The suggestions of the three groups are as follows:
They suggested that seminars be organized quarterly for teachers in different zones and to make teachers embrace ICT. They highlighted problems faced by students such as female molestation, poor results and bad teaching methods. The teachers’ training needs to constantly ask teachers their reasons for teaching. The team also suggested a weekly assessment of teachers, a better relationship between them and their students by understanding that different students have different ways and levels of understanding.
To achieve results, they were of the opinion that a top official at Alausa (Lagos) can be used to connect to public schools and make the process faster.
The second group came up with the theme “Student-Teacher Relationship” which centers on a better communication among teachers and their students. They suggested a training guide for teachers to start using edutainment materials to get the attention of their students. They also want teachers to be trained in a way that they can groom the students better and teach them to channel their interests to careers. Their recommendation was for OAC to organise seminars for school teachers directed at empowering the teachers to have a better understanding of the concept of ESD.
Their theme was tagged “Re-orientation” for secondary school teachers. They opined that one prominent school in a district should be targeted for the whole year to get effective results which can then be extended to others schools in the long run.
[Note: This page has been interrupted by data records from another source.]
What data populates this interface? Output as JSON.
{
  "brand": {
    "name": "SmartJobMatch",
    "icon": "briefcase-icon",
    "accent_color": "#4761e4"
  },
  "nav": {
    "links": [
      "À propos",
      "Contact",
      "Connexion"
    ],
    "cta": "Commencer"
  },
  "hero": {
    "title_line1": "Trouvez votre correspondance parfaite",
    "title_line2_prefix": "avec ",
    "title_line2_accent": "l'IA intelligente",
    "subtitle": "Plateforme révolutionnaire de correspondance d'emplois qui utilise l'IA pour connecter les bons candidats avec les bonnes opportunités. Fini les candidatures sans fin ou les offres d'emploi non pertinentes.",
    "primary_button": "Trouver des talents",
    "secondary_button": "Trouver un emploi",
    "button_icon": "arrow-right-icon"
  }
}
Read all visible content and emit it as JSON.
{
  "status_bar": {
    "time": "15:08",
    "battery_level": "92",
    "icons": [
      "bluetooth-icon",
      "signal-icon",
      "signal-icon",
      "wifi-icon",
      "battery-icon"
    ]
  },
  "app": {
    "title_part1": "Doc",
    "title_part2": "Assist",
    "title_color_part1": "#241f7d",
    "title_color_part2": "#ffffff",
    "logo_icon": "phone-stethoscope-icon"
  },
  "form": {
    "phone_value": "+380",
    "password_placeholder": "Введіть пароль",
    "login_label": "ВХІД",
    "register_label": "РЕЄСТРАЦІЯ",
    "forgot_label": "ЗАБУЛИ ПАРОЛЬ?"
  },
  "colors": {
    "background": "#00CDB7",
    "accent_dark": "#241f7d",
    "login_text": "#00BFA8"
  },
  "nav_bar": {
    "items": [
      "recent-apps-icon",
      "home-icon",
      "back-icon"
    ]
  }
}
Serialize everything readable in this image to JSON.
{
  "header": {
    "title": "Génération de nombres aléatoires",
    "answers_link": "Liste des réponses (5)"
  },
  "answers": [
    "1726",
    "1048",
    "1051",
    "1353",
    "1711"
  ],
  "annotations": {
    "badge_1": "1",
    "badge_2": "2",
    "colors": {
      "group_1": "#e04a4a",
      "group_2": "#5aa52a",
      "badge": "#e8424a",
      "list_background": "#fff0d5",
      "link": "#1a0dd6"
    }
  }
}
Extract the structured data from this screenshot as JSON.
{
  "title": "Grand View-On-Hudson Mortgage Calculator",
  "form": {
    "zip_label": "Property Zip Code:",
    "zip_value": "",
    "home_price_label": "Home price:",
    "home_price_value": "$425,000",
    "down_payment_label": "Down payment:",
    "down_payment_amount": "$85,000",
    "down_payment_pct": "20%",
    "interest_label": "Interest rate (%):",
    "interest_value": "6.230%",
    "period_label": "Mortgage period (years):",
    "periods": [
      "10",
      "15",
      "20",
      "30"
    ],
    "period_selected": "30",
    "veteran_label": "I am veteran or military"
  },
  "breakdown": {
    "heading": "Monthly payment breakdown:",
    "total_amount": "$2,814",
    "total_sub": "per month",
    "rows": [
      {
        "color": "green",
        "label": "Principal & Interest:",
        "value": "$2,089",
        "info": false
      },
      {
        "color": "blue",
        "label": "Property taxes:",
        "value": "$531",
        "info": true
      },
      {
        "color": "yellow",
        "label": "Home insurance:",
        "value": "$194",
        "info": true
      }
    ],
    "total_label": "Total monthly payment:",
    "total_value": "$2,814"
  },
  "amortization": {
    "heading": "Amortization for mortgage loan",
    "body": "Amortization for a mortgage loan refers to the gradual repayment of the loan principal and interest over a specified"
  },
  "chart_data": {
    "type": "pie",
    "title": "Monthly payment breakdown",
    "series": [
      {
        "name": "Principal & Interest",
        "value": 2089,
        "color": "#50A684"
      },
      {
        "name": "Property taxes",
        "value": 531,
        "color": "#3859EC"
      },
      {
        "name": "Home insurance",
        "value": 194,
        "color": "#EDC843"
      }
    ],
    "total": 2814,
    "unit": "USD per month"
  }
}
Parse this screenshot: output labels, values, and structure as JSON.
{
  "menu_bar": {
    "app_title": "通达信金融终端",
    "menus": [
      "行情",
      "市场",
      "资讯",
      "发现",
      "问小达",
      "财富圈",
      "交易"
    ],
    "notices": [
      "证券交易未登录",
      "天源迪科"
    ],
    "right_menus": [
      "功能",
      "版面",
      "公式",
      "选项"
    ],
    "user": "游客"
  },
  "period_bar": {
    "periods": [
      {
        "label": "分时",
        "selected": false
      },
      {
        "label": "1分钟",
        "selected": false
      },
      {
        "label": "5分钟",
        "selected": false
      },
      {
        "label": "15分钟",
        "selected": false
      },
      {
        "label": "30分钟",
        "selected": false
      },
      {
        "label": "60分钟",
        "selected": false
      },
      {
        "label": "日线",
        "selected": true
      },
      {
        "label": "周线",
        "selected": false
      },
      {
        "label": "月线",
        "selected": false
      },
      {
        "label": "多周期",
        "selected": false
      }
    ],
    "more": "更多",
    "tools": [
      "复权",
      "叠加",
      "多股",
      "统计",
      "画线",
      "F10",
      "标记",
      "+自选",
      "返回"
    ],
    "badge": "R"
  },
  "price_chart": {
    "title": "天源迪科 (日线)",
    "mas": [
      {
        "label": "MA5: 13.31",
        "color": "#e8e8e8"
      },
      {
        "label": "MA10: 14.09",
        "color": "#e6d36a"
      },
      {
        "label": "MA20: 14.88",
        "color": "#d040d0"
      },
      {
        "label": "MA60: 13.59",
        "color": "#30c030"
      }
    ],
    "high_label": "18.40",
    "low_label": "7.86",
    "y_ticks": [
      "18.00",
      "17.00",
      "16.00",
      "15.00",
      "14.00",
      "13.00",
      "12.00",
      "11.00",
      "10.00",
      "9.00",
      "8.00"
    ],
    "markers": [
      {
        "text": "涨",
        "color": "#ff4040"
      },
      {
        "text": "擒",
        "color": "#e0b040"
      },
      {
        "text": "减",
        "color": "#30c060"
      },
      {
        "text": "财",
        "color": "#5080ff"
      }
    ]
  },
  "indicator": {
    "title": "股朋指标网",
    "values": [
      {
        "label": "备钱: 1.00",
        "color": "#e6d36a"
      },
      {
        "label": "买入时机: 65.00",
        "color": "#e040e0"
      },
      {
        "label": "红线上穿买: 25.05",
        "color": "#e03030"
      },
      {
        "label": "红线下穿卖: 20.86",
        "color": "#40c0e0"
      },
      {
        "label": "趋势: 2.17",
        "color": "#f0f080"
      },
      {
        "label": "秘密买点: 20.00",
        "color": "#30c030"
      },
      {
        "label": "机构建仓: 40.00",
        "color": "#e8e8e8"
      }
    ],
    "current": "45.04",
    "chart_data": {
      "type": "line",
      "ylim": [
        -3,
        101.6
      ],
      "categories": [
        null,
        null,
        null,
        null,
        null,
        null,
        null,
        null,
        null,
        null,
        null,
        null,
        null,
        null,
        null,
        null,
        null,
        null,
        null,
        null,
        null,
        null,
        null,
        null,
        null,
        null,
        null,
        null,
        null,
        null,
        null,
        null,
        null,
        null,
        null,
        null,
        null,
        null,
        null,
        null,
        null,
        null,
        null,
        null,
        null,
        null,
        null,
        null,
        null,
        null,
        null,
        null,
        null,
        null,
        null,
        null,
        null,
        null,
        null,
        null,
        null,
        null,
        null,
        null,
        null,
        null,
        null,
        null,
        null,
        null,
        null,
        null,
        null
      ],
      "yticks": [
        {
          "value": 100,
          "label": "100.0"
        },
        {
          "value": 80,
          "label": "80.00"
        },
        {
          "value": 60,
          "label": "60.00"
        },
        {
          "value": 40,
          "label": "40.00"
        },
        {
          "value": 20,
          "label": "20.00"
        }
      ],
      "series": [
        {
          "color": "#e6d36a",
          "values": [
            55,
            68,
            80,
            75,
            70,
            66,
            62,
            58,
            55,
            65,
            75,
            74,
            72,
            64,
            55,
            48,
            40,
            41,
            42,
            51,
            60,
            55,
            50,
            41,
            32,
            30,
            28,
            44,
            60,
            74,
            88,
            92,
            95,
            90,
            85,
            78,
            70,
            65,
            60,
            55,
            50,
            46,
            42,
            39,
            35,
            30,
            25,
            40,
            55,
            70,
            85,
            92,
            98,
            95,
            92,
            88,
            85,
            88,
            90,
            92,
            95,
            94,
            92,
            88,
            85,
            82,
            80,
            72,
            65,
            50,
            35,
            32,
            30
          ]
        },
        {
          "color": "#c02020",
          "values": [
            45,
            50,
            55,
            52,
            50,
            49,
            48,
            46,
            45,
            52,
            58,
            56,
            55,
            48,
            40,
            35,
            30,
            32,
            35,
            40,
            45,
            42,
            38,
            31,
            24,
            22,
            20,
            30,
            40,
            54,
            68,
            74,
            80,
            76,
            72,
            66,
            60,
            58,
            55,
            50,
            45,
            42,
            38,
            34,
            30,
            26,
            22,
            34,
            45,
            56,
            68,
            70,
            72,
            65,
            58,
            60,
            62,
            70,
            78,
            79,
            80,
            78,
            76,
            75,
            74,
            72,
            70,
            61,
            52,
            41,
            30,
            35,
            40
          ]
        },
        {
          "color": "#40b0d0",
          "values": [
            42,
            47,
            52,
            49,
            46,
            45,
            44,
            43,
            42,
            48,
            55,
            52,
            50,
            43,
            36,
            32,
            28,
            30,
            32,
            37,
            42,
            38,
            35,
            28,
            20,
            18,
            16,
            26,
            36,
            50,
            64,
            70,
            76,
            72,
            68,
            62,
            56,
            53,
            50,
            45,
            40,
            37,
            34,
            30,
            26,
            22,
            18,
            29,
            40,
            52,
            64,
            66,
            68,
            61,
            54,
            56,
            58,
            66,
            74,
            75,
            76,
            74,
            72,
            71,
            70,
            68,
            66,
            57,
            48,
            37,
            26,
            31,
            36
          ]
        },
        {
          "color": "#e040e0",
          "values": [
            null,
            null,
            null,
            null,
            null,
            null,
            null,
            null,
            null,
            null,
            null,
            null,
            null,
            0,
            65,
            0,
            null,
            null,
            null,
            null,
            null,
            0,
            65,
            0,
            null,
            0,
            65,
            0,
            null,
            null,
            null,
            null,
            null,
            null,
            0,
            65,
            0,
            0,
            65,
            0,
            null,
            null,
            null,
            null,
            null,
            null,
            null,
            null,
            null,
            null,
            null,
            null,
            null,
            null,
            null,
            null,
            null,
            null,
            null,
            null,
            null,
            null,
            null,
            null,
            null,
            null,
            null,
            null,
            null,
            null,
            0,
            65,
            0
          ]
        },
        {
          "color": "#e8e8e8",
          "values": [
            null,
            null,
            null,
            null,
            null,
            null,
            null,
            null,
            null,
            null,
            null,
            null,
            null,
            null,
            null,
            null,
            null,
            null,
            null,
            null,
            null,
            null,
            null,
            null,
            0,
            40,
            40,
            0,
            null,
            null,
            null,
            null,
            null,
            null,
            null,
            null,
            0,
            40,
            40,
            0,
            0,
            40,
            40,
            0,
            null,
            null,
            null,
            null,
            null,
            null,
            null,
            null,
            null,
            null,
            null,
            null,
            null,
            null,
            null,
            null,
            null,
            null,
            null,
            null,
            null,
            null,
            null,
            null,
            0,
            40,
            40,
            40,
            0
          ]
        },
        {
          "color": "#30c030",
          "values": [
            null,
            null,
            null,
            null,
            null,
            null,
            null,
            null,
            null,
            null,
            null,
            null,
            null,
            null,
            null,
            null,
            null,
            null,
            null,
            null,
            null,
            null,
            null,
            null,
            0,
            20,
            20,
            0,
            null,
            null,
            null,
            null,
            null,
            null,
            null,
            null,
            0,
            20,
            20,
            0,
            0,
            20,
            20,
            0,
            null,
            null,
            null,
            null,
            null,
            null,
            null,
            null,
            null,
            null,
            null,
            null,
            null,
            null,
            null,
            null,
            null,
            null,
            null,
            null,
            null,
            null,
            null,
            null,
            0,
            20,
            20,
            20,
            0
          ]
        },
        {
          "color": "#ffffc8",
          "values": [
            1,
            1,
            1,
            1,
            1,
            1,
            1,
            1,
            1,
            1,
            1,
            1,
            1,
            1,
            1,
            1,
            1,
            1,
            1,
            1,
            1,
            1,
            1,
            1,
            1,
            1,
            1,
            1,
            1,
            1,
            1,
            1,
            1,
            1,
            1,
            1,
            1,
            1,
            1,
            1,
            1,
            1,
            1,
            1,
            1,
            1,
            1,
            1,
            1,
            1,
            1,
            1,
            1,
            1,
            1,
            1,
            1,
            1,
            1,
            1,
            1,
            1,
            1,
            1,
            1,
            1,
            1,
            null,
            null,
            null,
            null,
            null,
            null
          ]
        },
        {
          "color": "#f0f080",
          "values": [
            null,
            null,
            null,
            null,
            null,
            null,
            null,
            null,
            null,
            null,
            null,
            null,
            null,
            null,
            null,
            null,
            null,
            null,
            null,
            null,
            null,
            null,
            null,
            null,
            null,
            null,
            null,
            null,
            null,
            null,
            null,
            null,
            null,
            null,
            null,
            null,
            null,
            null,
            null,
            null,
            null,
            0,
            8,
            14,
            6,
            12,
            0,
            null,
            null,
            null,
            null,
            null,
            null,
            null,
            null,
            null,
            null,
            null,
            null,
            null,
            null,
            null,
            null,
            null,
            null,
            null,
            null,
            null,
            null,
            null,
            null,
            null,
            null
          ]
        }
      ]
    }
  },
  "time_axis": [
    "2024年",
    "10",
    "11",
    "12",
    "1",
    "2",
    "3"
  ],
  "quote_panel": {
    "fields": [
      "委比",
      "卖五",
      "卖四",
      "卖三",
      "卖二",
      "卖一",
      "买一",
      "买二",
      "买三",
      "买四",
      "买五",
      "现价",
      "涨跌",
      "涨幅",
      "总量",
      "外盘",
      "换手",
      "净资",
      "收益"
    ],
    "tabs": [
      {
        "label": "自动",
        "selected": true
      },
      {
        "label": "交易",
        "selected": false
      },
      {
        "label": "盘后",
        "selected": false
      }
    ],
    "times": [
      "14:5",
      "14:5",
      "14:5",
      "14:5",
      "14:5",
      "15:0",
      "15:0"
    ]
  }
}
Media partners also have to be involved to gain awareness and the facilitators must be fresh and open-minded people.
At the end of the training, all teams came up with plans involving training of teachers to embrace new methods of teaching to enable their students to become creative and out of the box thinkers which is also in line with the focus of the organization for the year.